◆ **AIM OF THE EXERCISE**:
Please return each of the entries exactly, minus their pictures.

Element data from apps and pages:
※ ※ ※
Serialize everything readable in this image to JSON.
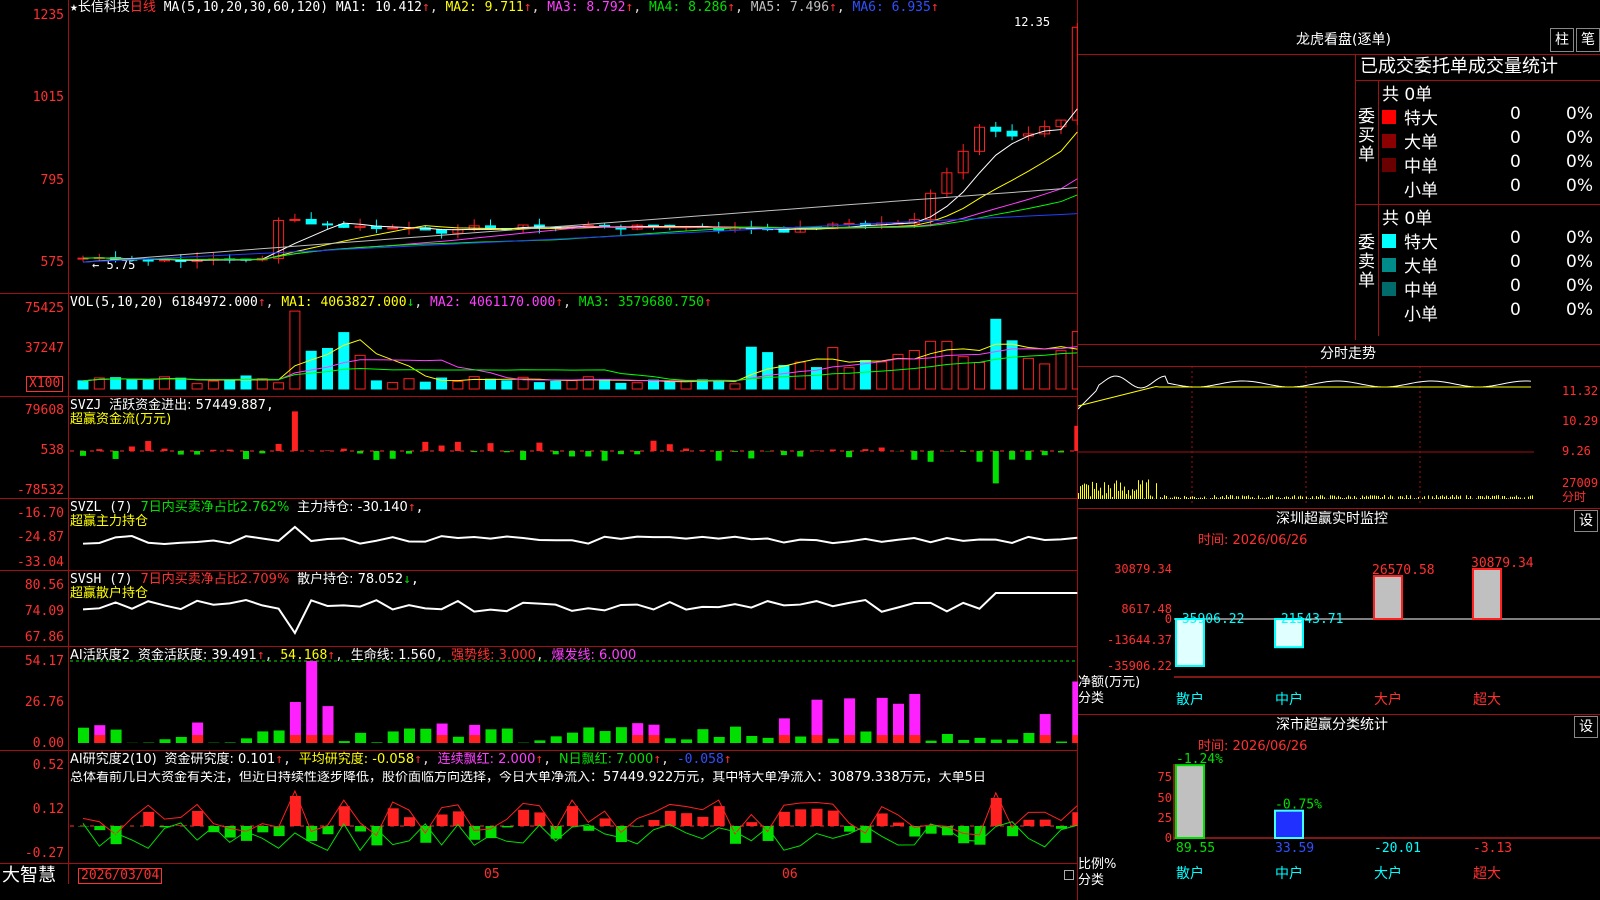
{
  "app_name": "大智慧",
  "stock": {
    "name": "长信科技",
    "period": "日线"
  },
  "colors": {
    "up": "#ff2020",
    "down": "#00ffff",
    "ma1": "#ffffff",
    "ma2": "#ffff00",
    "ma3": "#ff40ff",
    "ma4": "#00ff00",
    "ma5": "#c0c0c0",
    "ma6": "#2040ff"
  },
  "kline_panel": {
    "ma_label": "MA(5,10,20,30,60,120)",
    "ma1": "MA1: 10.412",
    "ma2": "MA2: 9.711",
    "ma3": "MA3: 8.792",
    "ma4": "MA4: 8.286",
    "ma5": "MA5: 7.496",
    "ma6": "MA6: 6.935",
    "y_ticks": [
      "1235",
      "1015",
      "795",
      "575"
    ],
    "high_label": "12.35",
    "low_label": "5.75"
  },
  "vol_panel": {
    "label": "VOL(5,10,20)",
    "value": "6184972.000",
    "ma1": "MA1: 4063827.000",
    "ma2": "MA2: 4061170.000",
    "ma3": "MA3: 3579680.750",
    "y_ticks": [
      "75425",
      "37247"
    ],
    "unit": "X100"
  },
  "svzj_panel": {
    "label": "SVZJ",
    "title": "活跃资金进出: 57449.887",
    "sub": "超赢资金流(万元)",
    "y_ticks": [
      "79608",
      "538",
      "-78532"
    ]
  },
  "svzl_panel": {
    "label": "SVZL (7)",
    "ratio": "7日内买卖净占比2.762%",
    "hold": "主力持仓: -30.140",
    "sub": "超赢主力持仓",
    "y_ticks": [
      "-16.70",
      "-24.87",
      "-33.04"
    ]
  },
  "svsh_panel": {
    "label": "SVSH (7)",
    "ratio": "7日内买卖净占比2.709%",
    "hold": "散户持仓: 78.052",
    "sub": "超赢散户持仓",
    "y_ticks": [
      "80.56",
      "74.09",
      "67.86"
    ]
  },
  "ai_act_panel": {
    "label": "AI活跃度2",
    "act": "资金活跃度: 39.491",
    "v2": "54.168",
    "life": "生命线: 1.560",
    "strong": "强势线: 3.000",
    "burst": "爆发线: 6.000",
    "y_ticks": [
      "54.17",
      "26.76",
      "0.00"
    ]
  },
  "ai_res_panel": {
    "label": "AI研究度2(10)",
    "res": "资金研究度: 0.101",
    "avg": "平均研究度: -0.058",
    "cont": "连续飘红: 2.000",
    "nday": "N日飘红: 7.000",
    "last": "-0.058",
    "summary": "总体看前几日大资金有关注，但近日持续性逐步降低，股价面临方向选择，今日大单净流入：57449.922万元，其中特大单净流入：30879.338万元，大单5日",
    "y_ticks": [
      "0.52",
      "0.12",
      "-0.27"
    ]
  },
  "time_axis": {
    "start": "2026/03/04",
    "m05": "05",
    "m06": "06"
  },
  "dragon_tiger": {
    "title": "龙虎看盘(逐单)",
    "tab1": "柱",
    "tab2": "笔",
    "header": "已成交委托单成交量统计",
    "buy_label": "委买单",
    "sell_label": "委卖单",
    "buy_total": "共 0单",
    "sell_total": "共 0单",
    "rows": [
      {
        "label": "特大",
        "v": "0",
        "p": "0%"
      },
      {
        "label": "大单",
        "v": "0",
        "p": "0%"
      },
      {
        "label": "中单",
        "v": "0",
        "p": "0%"
      },
      {
        "label": "小单",
        "v": "0",
        "p": "0%"
      }
    ],
    "buy_colors": [
      "#ff0000",
      "#8b0000",
      "#6b0000",
      "#000000"
    ],
    "sell_colors": [
      "#00ffff",
      "#008b8b",
      "#006b6b",
      "#000000"
    ]
  },
  "intraday": {
    "title": "分时走势",
    "y_ticks": [
      "11.32",
      "10.29",
      "9.26"
    ],
    "vol_tick": "27009",
    "unit": "分时"
  },
  "sz_monitor": {
    "title": "深圳超赢实时监控",
    "gear": "设",
    "time": "时间: 2026/06/26",
    "y_ticks": [
      "30879.34",
      "8617.48",
      "0",
      "-13644.37",
      "-35906.22"
    ],
    "ylabel": "净额(万元)",
    "xlabel": "分类",
    "chart_data": {
      "type": "bar",
      "categories": [
        "散户",
        "中户",
        "大户",
        "超大"
      ],
      "values": [
        -35906.22,
        -21543.71,
        26570.58,
        30879.34
      ],
      "value_labels": [
        "-35906.22",
        "-21543.71",
        "26570.58",
        "30879.34"
      ],
      "ylim": [
        -35906.22,
        30879.34
      ],
      "ylabel": "净额(万元)",
      "xlabel": "分类"
    }
  },
  "sz_class": {
    "title": "深市超赢分类统计",
    "gear": "设",
    "time": "时间: 2026/06/26",
    "y_ticks": [
      "75",
      "50",
      "25",
      "0"
    ],
    "ylabel": "比例%",
    "xlabel": "分类",
    "chart_data": {
      "type": "bar",
      "categories": [
        "散户",
        "中户",
        "大户",
        "超大"
      ],
      "bar_values": [
        89.55,
        33.59,
        0,
        0
      ],
      "bottom_labels": [
        "89.55",
        "33.59",
        "-20.01",
        "-3.13"
      ],
      "top_labels": [
        "-1.24%",
        "-0.75%",
        "",
        ""
      ],
      "ylim": [
        0,
        75
      ],
      "ylabel": "比例%",
      "xlabel": "分类"
    }
  }
}
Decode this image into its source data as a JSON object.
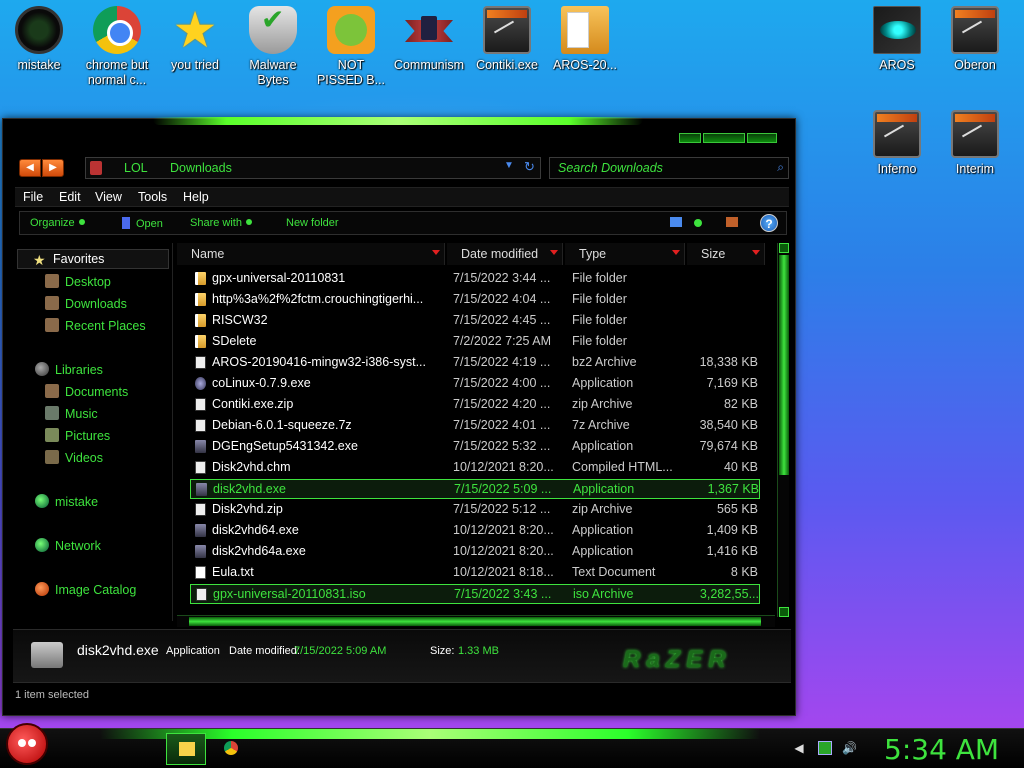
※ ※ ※
◆ **SOLUTION**:
Serialize everything readable in this image to JSON.
{
  "app_name": "大智慧",
  "stock": {
    "name": "长信科技",
    "period": "日线"
  },
  "colors": {
    "up": "#ff2020",
    "down": "#00ffff",
    "ma1": "#ffffff",
    "ma2": "#ffff00",
    "ma3": "#ff40ff",
    "ma4": "#00ff00",
    "ma5": "#c0c0c0",
    "ma6": "#2040ff"
  },
  "kline_panel": {
    "ma_label": "MA(5,10,20,30,60,120)",
    "ma1": "MA1: 10.412",
    "ma2": "MA2: 9.711",
    "ma3": "MA3: 8.792",
    "ma4": "MA4: 8.286",
    "ma5": "MA5: 7.496",
    "ma6": "MA6: 6.935",
    "y_ticks": [
      "1235",
      "1015",
      "795",
      "575"
    ],
    "high_label": "12.35",
    "low_label": "5.75"
  },
  "vol_panel": {
    "label": "VOL(5,10,20)",
    "value": "6184972.000",
    "ma1": "MA1: 4063827.000",
    "ma2": "MA2: 4061170.000",
    "ma3": "MA3: 3579680.750",
    "y_ticks": [
      "75425",
      "37247"
    ],
    "unit": "X100"
  },
  "svzj_panel": {
    "label": "SVZJ",
    "title": "活跃资金进出: 57449.887",
    "sub": "超赢资金流(万元)",
    "y_ticks": [
      "79608",
      "538",
      "-78532"
    ]
  },
  "svzl_panel": {
    "label": "SVZL (7)",
    "ratio": "7日内买卖净占比2.762%",
    "hold": "主力持仓: -30.140",
    "sub": "超赢主力持仓",
    "y_ticks": [
      "-16.70",
      "-24.87",
      "-33.04"
    ]
  },
  "svsh_panel": {
    "label": "SVSH (7)",
    "ratio": "7日内买卖净占比2.709%",
    "hold": "散户持仓: 78.052",
    "sub": "超赢散户持仓",
    "y_ticks": [
      "80.56",
      "74.09",
      "67.86"
    ]
  },
  "ai_act_panel": {
    "label": "AI活跃度2",
    "act": "资金活跃度: 39.491",
    "v2": "54.168",
    "life": "生命线: 1.560",
    "strong": "强势线: 3.000",
    "burst": "爆发线: 6.000",
    "y_ticks": [
      "54.17",
      "26.76",
      "0.00"
    ]
  },
  "ai_res_panel": {
    "label": "AI研究度2(10)",
    "res": "资金研究度: 0.101",
    "avg": "平均研究度: -0.058",
    "cont": "连续飘红: 2.000",
    "nday": "N日飘红: 7.000",
    "last": "-0.058",
    "summary": "总体看前几日大资金有关注，但近日持续性逐步降低，股价面临方向选择，今日大单净流入：57449.922万元，其中特大单净流入：30879.338万元，大单5日",
    "y_ticks": [
      "0.52",
      "0.12",
      "-0.27"
    ]
  },
  "time_axis": {
    "start": "2026/03/04",
    "m05": "05",
    "m06": "06"
  },
  "dragon_tiger": {
    "title": "龙虎看盘(逐单)",
    "tab1": "柱",
    "tab2": "笔",
    "header": "已成交委托单成交量统计",
    "buy_label": "委买单",
    "sell_label": "委卖单",
    "buy_total": "共 0单",
    "sell_total": "共 0单",
    "rows": [
      {
        "label": "特大",
        "v": "0",
        "p": "0%"
      },
      {
        "label": "大单",
        "v": "0",
        "p": "0%"
      },
      {
        "label": "中单",
        "v": "0",
        "p": "0%"
      },
      {
        "label": "小单",
        "v": "0",
        "p": "0%"
      }
    ],
    "buy_colors": [
      "#ff0000",
      "#8b0000",
      "#6b0000",
      "#000000"
    ],
    "sell_colors": [
      "#00ffff",
      "#008b8b",
      "#006b6b",
      "#000000"
    ]
  },
  "intraday": {
    "title": "分时走势",
    "y_ticks": [
      "11.32",
      "10.29",
      "9.26"
    ],
    "vol_tick": "27009",
    "unit": "分时"
  },
  "sz_monitor": {
    "title": "深圳超赢实时监控",
    "gear": "设",
    "time": "时间: 2026/06/26",
    "y_ticks": [
      "30879.34",
      "8617.48",
      "0",
      "-13644.37",
      "-35906.22"
    ],
    "ylabel": "净额(万元)",
    "xlabel": "分类",
    "chart_data": {
      "type": "bar",
      "categories": [
        "散户",
        "中户",
        "大户",
        "超大"
      ],
      "values": [
        -35906.22,
        -21543.71,
        26570.58,
        30879.34
      ],
      "value_labels": [
        "-35906.22",
        "-21543.71",
        "26570.58",
        "30879.34"
      ],
      "ylim": [
        -35906.22,
        30879.34
      ],
      "ylabel": "净额(万元)",
      "xlabel": "分类"
    }
  },
  "sz_class": {
    "title": "深市超赢分类统计",
    "gear": "设",
    "time": "时间: 2026/06/26",
    "y_ticks": [
      "75",
      "50",
      "25",
      "0"
    ],
    "ylabel": "比例%",
    "xlabel": "分类",
    "chart_data": {
      "type": "bar",
      "categories": [
        "散户",
        "中户",
        "大户",
        "超大"
      ],
      "bar_values": [
        89.55,
        33.59,
        0,
        0
      ],
      "bottom_labels": [
        "89.55",
        "33.59",
        "-20.01",
        "-3.13"
      ],
      "top_labels": [
        "-1.24%",
        "-0.75%",
        "",
        ""
      ],
      "ylim": [
        0,
        75
      ],
      "ylabel": "比例%",
      "xlabel": "分类"
    }
  }
}
Decode this image into its source data as a JSON object.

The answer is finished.